Problem to solve >> Nothing in the entries below may be altered; print them as they stand.

Page and application data records:
- - - - -

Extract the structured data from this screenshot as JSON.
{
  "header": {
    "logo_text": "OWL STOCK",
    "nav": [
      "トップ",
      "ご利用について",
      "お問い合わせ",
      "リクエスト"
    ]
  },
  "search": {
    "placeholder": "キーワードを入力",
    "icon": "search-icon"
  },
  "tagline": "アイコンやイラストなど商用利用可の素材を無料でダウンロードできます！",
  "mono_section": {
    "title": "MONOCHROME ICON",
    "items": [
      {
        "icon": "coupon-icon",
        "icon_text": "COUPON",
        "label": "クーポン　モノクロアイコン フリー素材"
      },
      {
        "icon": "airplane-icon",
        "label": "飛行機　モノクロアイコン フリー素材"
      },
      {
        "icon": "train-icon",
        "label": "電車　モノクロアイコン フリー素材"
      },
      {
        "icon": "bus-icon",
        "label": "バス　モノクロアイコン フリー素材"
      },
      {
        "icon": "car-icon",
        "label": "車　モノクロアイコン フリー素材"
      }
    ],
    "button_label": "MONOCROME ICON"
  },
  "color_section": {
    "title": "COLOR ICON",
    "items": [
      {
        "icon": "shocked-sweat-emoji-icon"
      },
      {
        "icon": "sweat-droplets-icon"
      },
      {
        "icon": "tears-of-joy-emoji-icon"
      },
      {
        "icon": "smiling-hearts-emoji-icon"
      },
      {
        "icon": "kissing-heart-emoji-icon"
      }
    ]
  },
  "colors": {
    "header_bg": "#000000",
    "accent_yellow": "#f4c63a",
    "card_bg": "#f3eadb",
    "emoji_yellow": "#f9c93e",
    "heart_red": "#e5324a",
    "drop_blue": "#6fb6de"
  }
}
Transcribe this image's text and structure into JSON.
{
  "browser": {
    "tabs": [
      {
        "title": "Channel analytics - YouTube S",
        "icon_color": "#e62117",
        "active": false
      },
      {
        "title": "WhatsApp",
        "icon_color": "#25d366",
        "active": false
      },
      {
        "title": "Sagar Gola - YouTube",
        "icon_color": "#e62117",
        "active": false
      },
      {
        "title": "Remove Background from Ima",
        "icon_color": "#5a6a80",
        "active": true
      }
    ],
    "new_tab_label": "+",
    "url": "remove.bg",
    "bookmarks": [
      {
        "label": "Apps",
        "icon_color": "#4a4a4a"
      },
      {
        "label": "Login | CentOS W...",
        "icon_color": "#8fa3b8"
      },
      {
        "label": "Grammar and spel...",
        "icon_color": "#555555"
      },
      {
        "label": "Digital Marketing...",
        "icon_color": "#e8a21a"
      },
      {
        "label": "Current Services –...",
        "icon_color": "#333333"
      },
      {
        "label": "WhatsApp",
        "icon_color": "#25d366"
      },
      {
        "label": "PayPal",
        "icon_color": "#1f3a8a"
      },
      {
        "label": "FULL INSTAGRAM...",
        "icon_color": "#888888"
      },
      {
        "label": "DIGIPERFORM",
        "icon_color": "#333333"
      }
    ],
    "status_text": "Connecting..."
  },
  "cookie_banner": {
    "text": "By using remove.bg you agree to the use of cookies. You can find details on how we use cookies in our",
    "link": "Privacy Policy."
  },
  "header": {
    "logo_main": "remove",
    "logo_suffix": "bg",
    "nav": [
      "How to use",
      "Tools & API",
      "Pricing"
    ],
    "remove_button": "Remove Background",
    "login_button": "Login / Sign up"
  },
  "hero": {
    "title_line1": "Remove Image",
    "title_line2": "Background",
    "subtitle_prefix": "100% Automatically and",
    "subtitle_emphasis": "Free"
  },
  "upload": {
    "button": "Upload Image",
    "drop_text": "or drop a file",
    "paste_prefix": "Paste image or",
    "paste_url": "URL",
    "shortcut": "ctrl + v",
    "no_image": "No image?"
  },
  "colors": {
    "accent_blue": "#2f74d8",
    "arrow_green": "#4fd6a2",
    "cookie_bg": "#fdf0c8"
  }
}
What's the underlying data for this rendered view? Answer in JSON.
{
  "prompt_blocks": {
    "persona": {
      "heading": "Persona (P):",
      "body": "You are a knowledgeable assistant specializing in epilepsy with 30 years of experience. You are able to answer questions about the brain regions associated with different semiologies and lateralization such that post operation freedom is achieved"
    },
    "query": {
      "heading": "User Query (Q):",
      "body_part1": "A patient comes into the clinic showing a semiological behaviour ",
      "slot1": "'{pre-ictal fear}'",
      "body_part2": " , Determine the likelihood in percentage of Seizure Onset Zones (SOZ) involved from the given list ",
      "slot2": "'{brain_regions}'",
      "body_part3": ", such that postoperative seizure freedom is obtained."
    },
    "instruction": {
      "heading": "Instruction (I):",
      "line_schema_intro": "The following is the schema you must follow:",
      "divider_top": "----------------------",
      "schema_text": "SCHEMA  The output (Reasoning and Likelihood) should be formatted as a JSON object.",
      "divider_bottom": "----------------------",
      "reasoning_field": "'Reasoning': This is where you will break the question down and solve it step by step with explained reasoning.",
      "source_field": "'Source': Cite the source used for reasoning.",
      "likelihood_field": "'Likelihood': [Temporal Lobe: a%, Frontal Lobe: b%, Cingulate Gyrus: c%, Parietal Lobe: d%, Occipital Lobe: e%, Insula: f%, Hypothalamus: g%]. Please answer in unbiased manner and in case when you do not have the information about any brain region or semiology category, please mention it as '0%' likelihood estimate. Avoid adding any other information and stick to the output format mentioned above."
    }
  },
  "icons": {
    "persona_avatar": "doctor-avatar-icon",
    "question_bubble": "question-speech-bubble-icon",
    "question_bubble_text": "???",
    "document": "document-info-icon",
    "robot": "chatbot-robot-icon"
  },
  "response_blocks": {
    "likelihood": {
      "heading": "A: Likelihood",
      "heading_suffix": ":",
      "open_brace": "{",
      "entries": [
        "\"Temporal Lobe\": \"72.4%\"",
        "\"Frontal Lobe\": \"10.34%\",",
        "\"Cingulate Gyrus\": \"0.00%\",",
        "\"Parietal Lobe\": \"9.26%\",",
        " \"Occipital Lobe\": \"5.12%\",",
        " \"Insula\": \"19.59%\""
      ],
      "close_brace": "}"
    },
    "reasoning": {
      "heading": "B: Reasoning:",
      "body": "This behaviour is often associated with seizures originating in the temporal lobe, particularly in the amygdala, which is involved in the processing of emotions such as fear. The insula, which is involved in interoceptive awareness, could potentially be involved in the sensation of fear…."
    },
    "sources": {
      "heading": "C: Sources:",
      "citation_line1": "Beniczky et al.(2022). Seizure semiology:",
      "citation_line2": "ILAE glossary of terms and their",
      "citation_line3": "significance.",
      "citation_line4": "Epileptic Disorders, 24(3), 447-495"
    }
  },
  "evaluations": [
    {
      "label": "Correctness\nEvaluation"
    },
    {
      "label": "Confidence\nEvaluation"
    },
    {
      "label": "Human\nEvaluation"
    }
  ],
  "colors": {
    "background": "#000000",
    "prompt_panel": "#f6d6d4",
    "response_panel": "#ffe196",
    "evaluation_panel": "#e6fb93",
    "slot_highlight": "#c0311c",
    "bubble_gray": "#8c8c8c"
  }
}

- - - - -

Output >>
Extract the structured data from this screenshot as JSON.
{
  "header": {
    "logo_text": "OWL STOCK",
    "nav": [
      "トップ",
      "ご利用について",
      "お問い合わせ",
      "リクエスト"
    ]
  },
  "search": {
    "placeholder": "キーワードを入力",
    "icon": "search-icon"
  },
  "tagline": "アイコンやイラストなど商用利用可の素材を無料でダウンロードできます！",
  "mono_section": {
    "title": "MONOCHROME ICON",
    "items": [
      {
        "icon": "coupon-icon",
        "icon_text": "COUPON",
        "label": "クーポン　モノクロアイコン フリー素材"
      },
      {
        "icon": "airplane-icon",
        "label": "飛行機　モノクロアイコン フリー素材"
      },
      {
        "icon": "train-icon",
        "label": "電車　モノクロアイコン フリー素材"
      },
      {
        "icon": "bus-icon",
        "label": "バス　モノクロアイコン フリー素材"
      },
      {
        "icon": "car-icon",
        "label": "車　モノクロアイコン フリー素材"
      }
    ],
    "button_label": "MONOCROME ICON"
  },
  "color_section": {
    "title": "COLOR ICON",
    "items": [
      {
        "icon": "shocked-sweat-emoji-icon"
      },
      {
        "icon": "sweat-droplets-icon"
      },
      {
        "icon": "tears-of-joy-emoji-icon"
      },
      {
        "icon": "smiling-hearts-emoji-icon"
      },
      {
        "icon": "kissing-heart-emoji-icon"
      }
    ]
  },
  "colors": {
    "header_bg": "#000000",
    "accent_yellow": "#f4c63a",
    "card_bg": "#f3eadb",
    "emoji_yellow": "#f9c93e",
    "heart_red": "#e5324a",
    "drop_blue": "#6fb6de"
  }
}
Transcribe this image's text and structure into JSON.
{
  "browser": {
    "tabs": [
      {
        "title": "Channel analytics - YouTube S",
        "icon_color": "#e62117",
        "active": false
      },
      {
        "title": "WhatsApp",
        "icon_color": "#25d366",
        "active": false
      },
      {
        "title": "Sagar Gola - YouTube",
        "icon_color": "#e62117",
        "active": false
      },
      {
        "title": "Remove Background from Ima",
        "icon_color": "#5a6a80",
        "active": true
      }
    ],
    "new_tab_label": "+",
    "url": "remove.bg",
    "bookmarks": [
      {
        "label": "Apps",
        "icon_color": "#4a4a4a"
      },
      {
        "label": "Login | CentOS W...",
        "icon_color": "#8fa3b8"
      },
      {
        "label": "Grammar and spel...",
        "icon_color": "#555555"
      },
      {
        "label": "Digital Marketing...",
        "icon_color": "#e8a21a"
      },
      {
        "label": "Current Services –...",
        "icon_color": "#333333"
      },
      {
        "label": "WhatsApp",
        "icon_color": "#25d366"
      },
      {
        "label": "PayPal",
        "icon_color": "#1f3a8a"
      },
      {
        "label": "FULL INSTAGRAM...",
        "icon_color": "#888888"
      },
      {
        "label": "DIGIPERFORM",
        "icon_color": "#333333"
      }
    ],
    "status_text": "Connecting..."
  },
  "cookie_banner": {
    "text": "By using remove.bg you agree to the use of cookies. You can find details on how we use cookies in our",
    "link": "Privacy Policy."
  },
  "header": {
    "logo_main": "remove",
    "logo_suffix": "bg",
    "nav": [
      "How to use",
      "Tools & API",
      "Pricing"
    ],
    "remove_button": "Remove Background",
    "login_button": "Login / Sign up"
  },
  "hero": {
    "title_line1": "Remove Image",
    "title_line2": "Background",
    "subtitle_prefix": "100% Automatically and",
    "subtitle_emphasis": "Free"
  },
  "upload": {
    "button": "Upload Image",
    "drop_text": "or drop a file",
    "paste_prefix": "Paste image or",
    "paste_url": "URL",
    "shortcut": "ctrl + v",
    "no_image": "No image?"
  },
  "colors": {
    "accent_blue": "#2f74d8",
    "arrow_green": "#4fd6a2",
    "cookie_bg": "#fdf0c8"
  }
}
What's the underlying data for this rendered view? Answer in JSON.
{
  "prompt_blocks": {
    "persona": {
      "heading": "Persona (P):",
      "body": "You are a knowledgeable assistant specializing in epilepsy with 30 years of experience. You are able to answer questions about the brain regions associated with different semiologies and lateralization such that post operation freedom is achieved"
    },
    "query": {
      "heading": "User Query (Q):",
      "body_part1": "A patient comes into the clinic showing a semiological behaviour ",
      "slot1": "'{pre-ictal fear}'",
      "body_part2": " , Determine the likelihood in percentage of Seizure Onset Zones (SOZ) involved from the given list ",
      "slot2": "'{brain_regions}'",
      "body_part3": ", such that postoperative seizure freedom is obtained."
    },
    "instruction": {
      "heading": "Instruction (I):",
      "line_schema_intro": "The following is the schema you must follow:",
      "divider_top": "----------------------",
      "schema_text": "SCHEMA  The output (Reasoning and Likelihood) should be formatted as a JSON object.",
      "divider_bottom": "----------------------",
      "reasoning_field": "'Reasoning': This is where you will break the question down and solve it step by step with explained reasoning.",
      "source_field": "'Source': Cite the source used for reasoning.",
      "likelihood_field": "'Likelihood': [Temporal Lobe: a%, Frontal Lobe: b%, Cingulate Gyrus: c%, Parietal Lobe: d%, Occipital Lobe: e%, Insula: f%, Hypothalamus: g%]. Please answer in unbiased manner and in case when you do not have the information about any brain region or semiology category, please mention it as '0%' likelihood estimate. Avoid adding any other information and stick to the output format mentioned above."
    }
  },
  "icons": {
    "persona_avatar": "doctor-avatar-icon",
    "question_bubble": "question-speech-bubble-icon",
    "question_bubble_text": "???",
    "document": "document-info-icon",
    "robot": "chatbot-robot-icon"
  },
  "response_blocks": {
    "likelihood": {
      "heading": "A: Likelihood",
      "heading_suffix": ":",
      "open_brace": "{",
      "entries": [
        "\"Temporal Lobe\": \"72.4%\"",
        "\"Frontal Lobe\": \"10.34%\",",
        "\"Cingulate Gyrus\": \"0.00%\",",
        "\"Parietal Lobe\": \"9.26%\",",
        " \"Occipital Lobe\": \"5.12%\",",
        " \"Insula\": \"19.59%\""
      ],
      "close_brace": "}"
    },
    "reasoning": {
      "heading": "B: Reasoning:",
      "body": "This behaviour is often associated with seizures originating in the temporal lobe, particularly in the amygdala, which is involved in the processing of emotions such as fear. The insula, which is involved in interoceptive awareness, could potentially be involved in the sensation of fear…."
    },
    "sources": {
      "heading": "C: Sources:",
      "citation_line1": "Beniczky et al.(2022). Seizure semiology:",
      "citation_line2": "ILAE glossary of terms and their",
      "citation_line3": "significance.",
      "citation_line4": "Epileptic Disorders, 24(3), 447-495"
    }
  },
  "evaluations": [
    {
      "label": "Correctness\nEvaluation"
    },
    {
      "label": "Confidence\nEvaluation"
    },
    {
      "label": "Human\nEvaluation"
    }
  ],
  "colors": {
    "background": "#000000",
    "prompt_panel": "#f6d6d4",
    "response_panel": "#ffe196",
    "evaluation_panel": "#e6fb93",
    "slot_highlight": "#c0311c",
    "bubble_gray": "#8c8c8c"
  }
}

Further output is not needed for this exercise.